Being a woman in today’s world can be really hard. When I was younger, I remember comparing myself to other girls, to magazine pictures, and to celebrities. I remember having my flaws and my insecurities pointed out by others and I remember feeling really bad about myself. I felt that I didn’t match what was considered beautiful and I felt awkward in my own body.
As I got older, I believed that I had begun to accept my body and myself as a person. I began to appreciate what I believed were my flaws and flaunt my strengths. The truth in the matter was that my idea of beauty was still superficial. I still only thought of beauty in terms of what was on the outside. In all honesty, I was probably trying harder than I ever had to feel good about myself and to meet the standards of what I believed was beautiful.
So as one can imagine, when I became sick in my last year of high school, and was diagnosed with a chronic gastrointestinal disease, my idea of beauty began to fall apart.
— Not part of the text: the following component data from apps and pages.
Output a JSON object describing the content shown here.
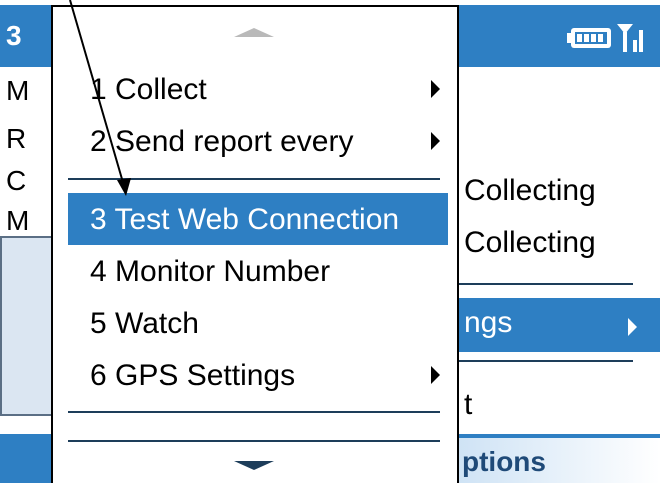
{
  "status_bar": {
    "time_fragment": "3",
    "icons": [
      "battery-icon",
      "signal-icon"
    ]
  },
  "background_left_letters": [
    "M",
    "R",
    "C",
    "M"
  ],
  "options_menu": {
    "items": [
      {
        "label": "Collecting"
      },
      {
        "label": "Collecting"
      },
      {
        "label": "ngs",
        "selected": true,
        "has_submenu": true
      },
      {
        "label": "t"
      }
    ],
    "softkey_label": "ptions"
  },
  "submenu": {
    "items": [
      {
        "label": "1 Collect",
        "has_submenu": true,
        "selected": false
      },
      {
        "label": "2 Send report every",
        "has_submenu": true,
        "selected": false
      },
      {
        "label": "3 Test Web Connection",
        "has_submenu": false,
        "selected": true
      },
      {
        "label": "4 Monitor Number",
        "has_submenu": false,
        "selected": false
      },
      {
        "label": "5 Watch",
        "has_submenu": false,
        "selected": false
      },
      {
        "label": "6 GPS Settings",
        "has_submenu": true,
        "selected": false
      }
    ]
  },
  "colors": {
    "accent": "#2e7fc3",
    "menu_bg": "#ffffff",
    "separator": "#1d3d5a"
  }
}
I lost more than 25 pounds during that year. People whispered about my weight, about eating disorders, about the state of my health and I felt increasing miserable as I watched the curves that I had long cherished disappearing.
My first surgery was an emergency one. Rather than worrying about my health though, I worried about the scars. I worried that I would never wear a bikini again without shame, and I begged the doctors to use the smallest incisions possible. The doctors were wonderful, and I only came out of it with 4 small scars on my abdomen, but still, I cried when I saw them. It took me a year to put on a bikini because of those scars. This was my first surgery, but it wasn’t my last. Nevertheless, it was the hardest to deal with. I hated my body for being sick, for being damaged, and for being imperfect.
I’ve acquired several other scars over the years but I no longer look at them so negatively. My boyfriend coined them “battle scars” and that is how I think of them now. They are marks of my journey and my strength. Our stories and our battles, all make us unique, and beautiful, and strong. Those stretch marks from giving birth, or losing weight, those scars from falling off a snowboard, or having a surgery, that crooked nose or tooth from the years of competitive boxing or those smile lines from years of laughter. They are not flaws, just a part of our journey. For me, my health was a battle, but it was one that I won, and one that has left me proud and filled with self-love and respect. Now more than ever, I believe that health is beautiful. Strength is beautiful. Courage is beautiful. Individuality is beautiful and all women are most definitely beautiful.
-Nicole Da Rosa